Isambard: I agree. We refer to The Servant commonly known as BARRY as The THINKER. He does a lot of thinking and planning, researching and speaking on the telephone. His head is full of ideas. He is the one who usually takes video and photographs of us though sometimes the Servant known as JANICE takes a turn with the camera.
Herschel: We call JANICE The HOUSEKEEPER or occasionally just The MAID. She is the one who makes sure our sleeping quarters are clean and our food and water bowls are filled. We like spending time with The THINKER and The MAID because we know they are flattered by our attention.
Jellicoe: That is very true. Although we are not very old, we quickly learnt that Servants are easily pleased by a show of affection.

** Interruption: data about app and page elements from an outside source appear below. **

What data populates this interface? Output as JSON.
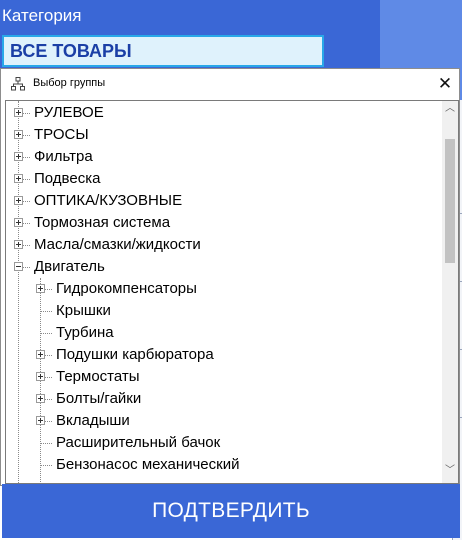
{
  "background": {
    "category_label": "Категория",
    "category_value": "ВСЕ ТОВАРЫ"
  },
  "dialog": {
    "title": "Выбор группы",
    "title_icon": "network-tree-icon",
    "close_icon": "close-icon",
    "tree": [
      {
        "label": "РУЛЕВОЕ",
        "level": 0,
        "expander": "plus"
      },
      {
        "label": "ТРОСЫ",
        "level": 0,
        "expander": "plus"
      },
      {
        "label": "Фильтра",
        "level": 0,
        "expander": "plus"
      },
      {
        "label": "Подвеска",
        "level": 0,
        "expander": "plus"
      },
      {
        "label": "ОПТИКА/КУЗОВНЫЕ",
        "level": 0,
        "expander": "plus"
      },
      {
        "label": "Тормозная система",
        "level": 0,
        "expander": "plus"
      },
      {
        "label": "Масла/смазки/жидкости",
        "level": 0,
        "expander": "plus"
      },
      {
        "label": "Двигатель",
        "level": 0,
        "expander": "minus"
      },
      {
        "label": "Гидрокомпенсаторы",
        "level": 1,
        "expander": "plus"
      },
      {
        "label": "Крышки",
        "level": 1,
        "expander": "none"
      },
      {
        "label": "Турбина",
        "level": 1,
        "expander": "none"
      },
      {
        "label": "Подушки карбюратора",
        "level": 1,
        "expander": "plus"
      },
      {
        "label": "Термостаты",
        "level": 1,
        "expander": "plus"
      },
      {
        "label": "Болты/гайки",
        "level": 1,
        "expander": "plus"
      },
      {
        "label": "Вкладыши",
        "level": 1,
        "expander": "plus"
      },
      {
        "label": "Расширительный бачок",
        "level": 1,
        "expander": "none"
      },
      {
        "label": "Бензонасос механический",
        "level": 1,
        "expander": "none"
      }
    ],
    "scroll_up_icon": "chevron-up-icon",
    "scroll_down_icon": "chevron-down-icon"
  },
  "confirm_label": "ПОДТВЕРДИТЬ"
}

It doesn’t take much effort – a miaou, a purr, a rub of the head. They even like us using them as stepping stones.
Isambard: We also do what one of the FAMILY, the one called SUSANNAH calls ‘the nose thing.’ SUSANNAH is the one with the small Servant who has to be carried everywhere and she says the CAT who owns her does ‘the nose thing’ all the time. Why are Servants so delighted by such commonplace acts? 
We nose touch all the time but you don’t find us getting excited about it.
Here I am with the DOG the Servants call Bertie
Herschel: We are keen to meet the DOGS face to face and teach them who’s in charge but the Servants say we must wait a little longer. The DOGS are silly creatures but the Servants seem fond of them. They have to take them out to exercise whereas we can do everything we want to in our Palace. I don’t think DOGS can climb like us – at least I’ve never seen them do it.
Jellicoe: One phenomenon we have all noticed is that things appear to be getting smaller. The DOGS have shrunk, though of course they are still enormous, particularly the spotted one. Mostly it’s the furniture that has reduced in size. We can no longer fit under the table in the conservatory.
Isambard: The MAID took our sleeping box out of our pen and put a large cushion in its place. We liked the box – it was like a cave – but we couldn’t fit in it any more, not all of us at the same time – so that’s another thing that has contracted. The STAIRS have condensed, too.
Herschel: Our cat tree is not as big as it was, either. It’s very strange. At the same time my brothers have grown larger and they tell me I have too. It’s odd because I don’t feel any different and neither do they. Life is certainly very interesting for us kittens.
Jellicoe: I just hope things don’t keep on getting smaller or we shall be crawling around on our knees. That wouldn’t be much fun.
Herschel: Maybe we’ll end up being larger than the DOGS – that would be so good!
Isambard: Do you think the Servants will shrink, too? They mustn’t get so small they can’t carry our food and water bowls – and who would change the cat litter?
Jellicoe: They haven’t shrunk so far so I think we’ll be all right.
Herschel: You speak sense, my Brother.
Isambard: It’s time for another nap so I’ll say goodbye from all of us.